Amb. Tuliameni Kalomoh
Tel: +264 61 282 2300
Fax: +264 61 306 423
Tuliameni Kalomoh (born 18 February 1948) is a Namibian diplomat who serves as Special Advisor on Foreign Affairs to the President, Prime Minister and Minister of Foreign Affairs. UN Secretary-General Kofi Annan appointed Tuliameni Kalomoh, a former Deputy Foreign Minister, as UN Assistant Secretary General for Political Affairs in April 2002. He returned to Namibia in 2007 after Annan's term in office came to an end. During his tenure at the UN Kalomoh briefed the Security Council on developments in several African trouble spots. In 2003 he headed a UN assessment team to Liberia and in 2004 he was named as UN envoy to Equatorial Guinea in the wake of a coup plot there. Kalomoh earned his UN spurs as Annan’s Special Representative to Liberia in 1997 – a period of relative calm in the country as President Charles Taylor formed his new government. Kalomoh organised the 1997 elections.
In early 2000, when acting as Foreign Minister while Gurirab was President of the UN General Assembly, he accused the independent print media in Namibia of acting as a “fifth column” and of being sympathetic to Unita, which at the time was linked to a series of civilian deaths in the north-east. Just before his appointment to the UN in 2002, Kalomoh denied there had been rigging or intimidation during the Zimbabwean elections despite the widely held view that the vote was not free and fair. He represented Annan on several low-key UN missions to Zimbabwe in 2004 and 2005.
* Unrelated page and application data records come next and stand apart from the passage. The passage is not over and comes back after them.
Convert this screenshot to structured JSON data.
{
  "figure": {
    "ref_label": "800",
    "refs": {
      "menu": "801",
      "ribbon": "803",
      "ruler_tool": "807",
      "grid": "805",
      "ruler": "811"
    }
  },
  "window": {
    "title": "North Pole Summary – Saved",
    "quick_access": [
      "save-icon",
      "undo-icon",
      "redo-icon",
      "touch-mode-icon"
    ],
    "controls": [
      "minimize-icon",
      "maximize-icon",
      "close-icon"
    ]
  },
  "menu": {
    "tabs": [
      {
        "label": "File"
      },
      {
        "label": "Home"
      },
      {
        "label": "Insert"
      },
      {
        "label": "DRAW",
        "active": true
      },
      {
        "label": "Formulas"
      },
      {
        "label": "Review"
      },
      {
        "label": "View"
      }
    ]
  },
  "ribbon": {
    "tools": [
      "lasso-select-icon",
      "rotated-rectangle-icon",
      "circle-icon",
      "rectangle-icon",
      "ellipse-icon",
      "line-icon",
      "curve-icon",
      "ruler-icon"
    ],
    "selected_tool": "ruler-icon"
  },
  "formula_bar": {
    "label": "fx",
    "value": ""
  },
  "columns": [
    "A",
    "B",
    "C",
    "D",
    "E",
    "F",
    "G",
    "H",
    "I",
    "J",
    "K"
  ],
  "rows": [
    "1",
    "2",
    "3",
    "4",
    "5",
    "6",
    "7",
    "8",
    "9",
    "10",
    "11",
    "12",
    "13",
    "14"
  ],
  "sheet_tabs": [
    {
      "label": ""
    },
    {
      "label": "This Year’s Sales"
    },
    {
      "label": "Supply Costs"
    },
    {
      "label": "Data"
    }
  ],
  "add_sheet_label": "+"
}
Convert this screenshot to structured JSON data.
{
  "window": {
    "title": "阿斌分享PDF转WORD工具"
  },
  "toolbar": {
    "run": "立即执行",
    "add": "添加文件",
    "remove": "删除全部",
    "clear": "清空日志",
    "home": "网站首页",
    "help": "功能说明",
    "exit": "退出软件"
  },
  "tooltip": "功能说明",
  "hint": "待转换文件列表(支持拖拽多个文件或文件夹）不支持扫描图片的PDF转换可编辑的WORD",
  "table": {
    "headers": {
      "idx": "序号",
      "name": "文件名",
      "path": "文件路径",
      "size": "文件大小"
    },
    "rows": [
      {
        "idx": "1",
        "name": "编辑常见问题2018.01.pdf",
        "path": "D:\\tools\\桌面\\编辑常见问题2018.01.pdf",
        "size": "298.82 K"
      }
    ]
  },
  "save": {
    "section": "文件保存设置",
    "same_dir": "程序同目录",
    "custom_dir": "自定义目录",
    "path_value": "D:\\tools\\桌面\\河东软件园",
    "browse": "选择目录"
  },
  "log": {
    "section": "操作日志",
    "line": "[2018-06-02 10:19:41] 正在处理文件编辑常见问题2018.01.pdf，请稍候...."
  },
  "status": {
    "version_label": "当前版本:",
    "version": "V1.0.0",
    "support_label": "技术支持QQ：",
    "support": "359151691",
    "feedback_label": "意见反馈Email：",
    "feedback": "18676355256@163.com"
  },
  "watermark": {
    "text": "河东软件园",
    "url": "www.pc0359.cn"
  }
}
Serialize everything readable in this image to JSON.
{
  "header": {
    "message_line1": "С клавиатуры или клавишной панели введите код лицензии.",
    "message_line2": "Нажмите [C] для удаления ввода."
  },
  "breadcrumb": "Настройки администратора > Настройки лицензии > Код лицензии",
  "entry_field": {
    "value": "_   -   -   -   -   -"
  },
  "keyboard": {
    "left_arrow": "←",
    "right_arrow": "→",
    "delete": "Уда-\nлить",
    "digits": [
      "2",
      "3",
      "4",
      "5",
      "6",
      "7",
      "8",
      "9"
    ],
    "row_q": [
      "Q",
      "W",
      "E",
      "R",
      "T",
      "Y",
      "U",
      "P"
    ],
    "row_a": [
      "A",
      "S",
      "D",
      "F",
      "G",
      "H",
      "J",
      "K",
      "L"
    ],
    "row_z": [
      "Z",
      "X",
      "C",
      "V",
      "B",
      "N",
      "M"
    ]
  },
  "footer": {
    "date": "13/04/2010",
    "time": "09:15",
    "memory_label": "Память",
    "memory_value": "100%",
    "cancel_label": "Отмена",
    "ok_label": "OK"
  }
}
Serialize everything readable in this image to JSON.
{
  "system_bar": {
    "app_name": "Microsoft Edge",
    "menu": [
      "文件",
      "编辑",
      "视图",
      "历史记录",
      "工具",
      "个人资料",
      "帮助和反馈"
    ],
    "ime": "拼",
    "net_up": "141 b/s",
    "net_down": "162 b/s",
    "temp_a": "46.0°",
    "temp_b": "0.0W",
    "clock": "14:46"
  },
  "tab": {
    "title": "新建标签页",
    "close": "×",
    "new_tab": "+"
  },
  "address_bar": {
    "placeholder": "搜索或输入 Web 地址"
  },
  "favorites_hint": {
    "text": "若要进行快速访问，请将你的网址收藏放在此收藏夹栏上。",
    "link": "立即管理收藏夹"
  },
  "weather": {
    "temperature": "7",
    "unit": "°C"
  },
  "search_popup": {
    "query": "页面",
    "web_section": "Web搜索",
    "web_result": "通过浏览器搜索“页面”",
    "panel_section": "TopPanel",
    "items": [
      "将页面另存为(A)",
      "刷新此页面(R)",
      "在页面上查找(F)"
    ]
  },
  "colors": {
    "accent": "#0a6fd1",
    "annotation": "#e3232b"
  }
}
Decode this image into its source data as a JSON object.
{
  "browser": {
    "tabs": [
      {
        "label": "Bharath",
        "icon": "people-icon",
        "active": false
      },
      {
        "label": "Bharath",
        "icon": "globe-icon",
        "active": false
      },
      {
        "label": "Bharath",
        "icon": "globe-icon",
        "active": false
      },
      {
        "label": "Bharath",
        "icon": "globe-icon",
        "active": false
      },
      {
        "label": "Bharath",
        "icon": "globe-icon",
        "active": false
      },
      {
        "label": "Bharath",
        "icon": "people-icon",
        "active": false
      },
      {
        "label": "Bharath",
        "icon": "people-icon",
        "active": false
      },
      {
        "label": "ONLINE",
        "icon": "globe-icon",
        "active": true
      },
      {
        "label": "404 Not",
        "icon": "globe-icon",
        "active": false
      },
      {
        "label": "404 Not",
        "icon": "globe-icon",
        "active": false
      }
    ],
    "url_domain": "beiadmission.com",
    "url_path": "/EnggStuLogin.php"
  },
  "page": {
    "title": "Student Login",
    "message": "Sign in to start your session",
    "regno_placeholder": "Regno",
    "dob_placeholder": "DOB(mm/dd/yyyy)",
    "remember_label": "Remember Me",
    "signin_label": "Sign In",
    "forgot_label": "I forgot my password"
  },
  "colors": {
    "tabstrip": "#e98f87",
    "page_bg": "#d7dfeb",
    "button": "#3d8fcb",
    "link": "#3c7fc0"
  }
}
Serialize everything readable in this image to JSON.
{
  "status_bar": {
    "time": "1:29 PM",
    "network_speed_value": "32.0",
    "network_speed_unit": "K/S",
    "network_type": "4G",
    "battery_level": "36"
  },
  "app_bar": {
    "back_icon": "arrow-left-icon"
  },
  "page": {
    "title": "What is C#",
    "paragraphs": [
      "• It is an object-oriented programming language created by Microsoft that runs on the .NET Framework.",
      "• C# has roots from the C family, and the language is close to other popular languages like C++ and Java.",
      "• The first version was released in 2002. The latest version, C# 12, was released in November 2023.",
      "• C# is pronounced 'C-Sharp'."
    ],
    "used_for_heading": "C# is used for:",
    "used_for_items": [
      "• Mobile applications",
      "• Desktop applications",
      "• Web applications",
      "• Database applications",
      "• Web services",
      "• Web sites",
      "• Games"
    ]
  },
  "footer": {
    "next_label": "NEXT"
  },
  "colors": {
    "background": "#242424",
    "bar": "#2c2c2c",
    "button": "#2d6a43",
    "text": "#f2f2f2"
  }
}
Kalomoh left Namibia in 1974 as part of the exodus of thousands of young Namibians who joined Swapo in exile after the Angolan border was thrown open. In 1973 he was arrested with other leading Swapo Youth League activists by the apartheid authorities and detained without charge for four months. He remained loyal to Nujoma during the upheavals of 1974-76, when several of his SYL colleagues were accused of fomenting rebellion within Swapo.